Coconino fell to Flagstaff 59-58 on its home court on Jan. 9, a game the 16-3 Panthers led for much of the night, for its lone Grand Canyon Region loss of the year. The sides fought back-and-forth in last week’s second meeting of the season, with four ties and 12 lead changes, the last of which came on Eddie’s buzzer-beater.
Separated by one point 12 times in the game, the teams traded baskets to end the third quarter and in the final three minutes. Eddie’s shot sent the Panthers rushing to their student section, which poured out onto the court.
“Just keep my head down and stay humble,” Eddie said of the past few days at school. “It has been overwhelming a little bit because everybody has come up to me. I come to school to just handle my business, go to class and everything.”
With its 10 seniors listed on its roster helping to snap an 11-game losing streak to Flagstaff, Coconino will need to begin a winning streak against its rival to continue on in state.
A long-time participant in the rivalry until his extended departure, Moran said Friday’s environment will serve as an example of what should be ahead in the coming years.

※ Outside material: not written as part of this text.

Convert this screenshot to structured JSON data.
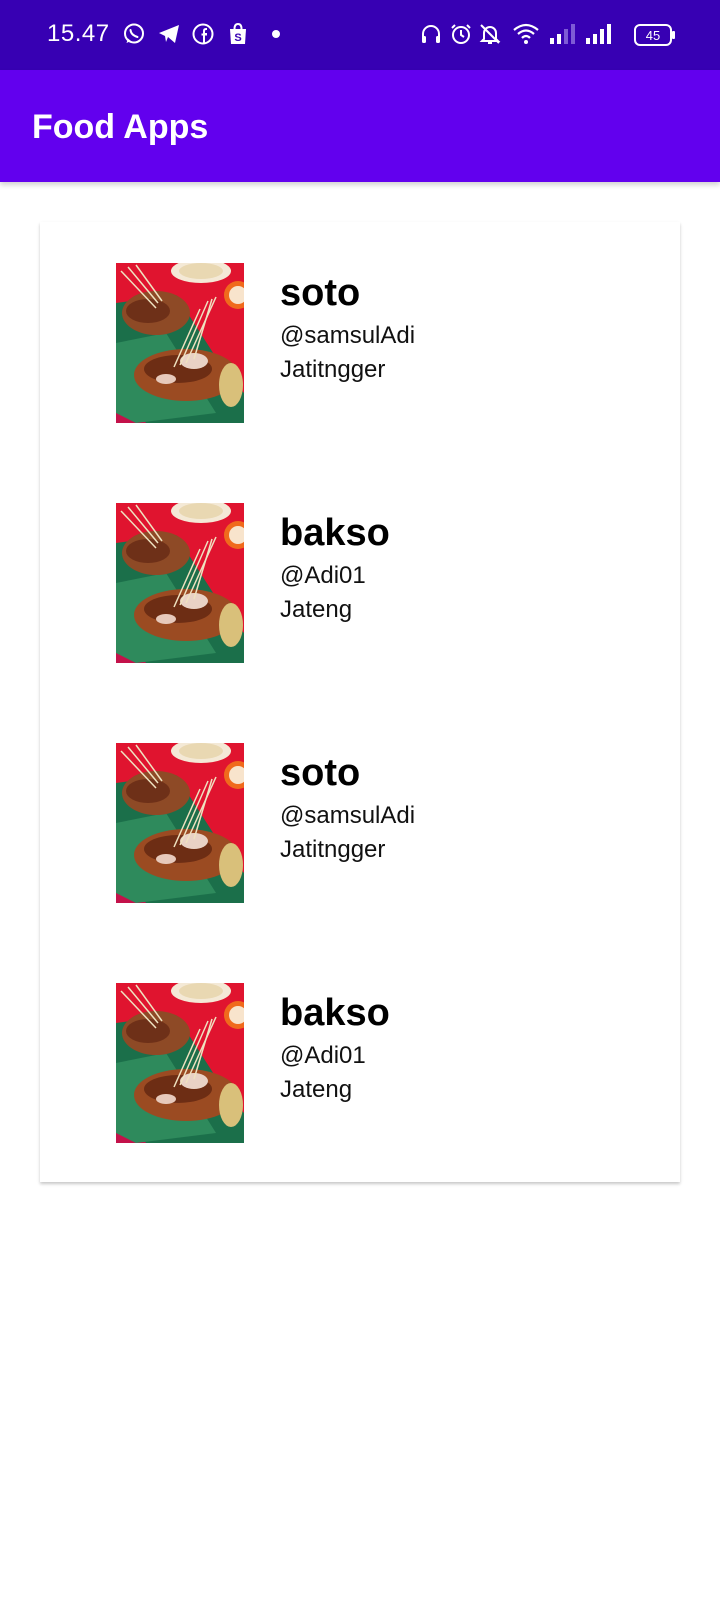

“Our fans are growing. Our crowd is just enormous right now and it’s going to be even bigger,” Moran said. “I am glad to be on the same stage with Flag High and Nick, enjoying the game of basketball. That's all it is, it’s a game.”
A SECOND CHANCE
While the Eagles struggled down the stretch, playing six games against 4A playoff teams and losing five of them by a combined 18 points, Friday’s rematch with the Panthers gives them a second chance at extending their season.
Dropping four region games, two to Mingus Union and once to Prescott, Flagstaff failed to earn the Grand Canyon Region title for the first time since 2012-13.
A trip south to Nogales, a team Flagstaff would have no familiarity with and much less fan support, would have presented a challenge for the Eagles to reach the final 16 of the state tournament. Instead, Flagstaff will face a team it beat once already in front of plenty of its own fans.
“It’s a historic game for the town and both schools,” Walton said. “We expect a large crowd with a lot of people there. We are ready. We have prepared as best we can, we know where we made mistakes in the two games and we feel very confident we can be successful.”
Flagstaff put together the largest run of last Friday’s game, scoring 10 straight points during a nearly four-minute stretch of the third and fourth quarters. While Coconino fought back and took a lead with 37 seconds left thanks to a goaltending call, Flagstaff answered back.
Hitting a one-handed shot while off balance on the baseline, K.P. Kortsen put the Eagles back ahead with 20 seconds left before Eddie beat Flagstaff’s defense with a quick release on his corner 3.
“We looked at the different spots where we had some breakdowns and we let the game go,” Walton said. “From an emotional standpoint, with the a rivalry game, it is tough. We are as prepared as we possibly could be.”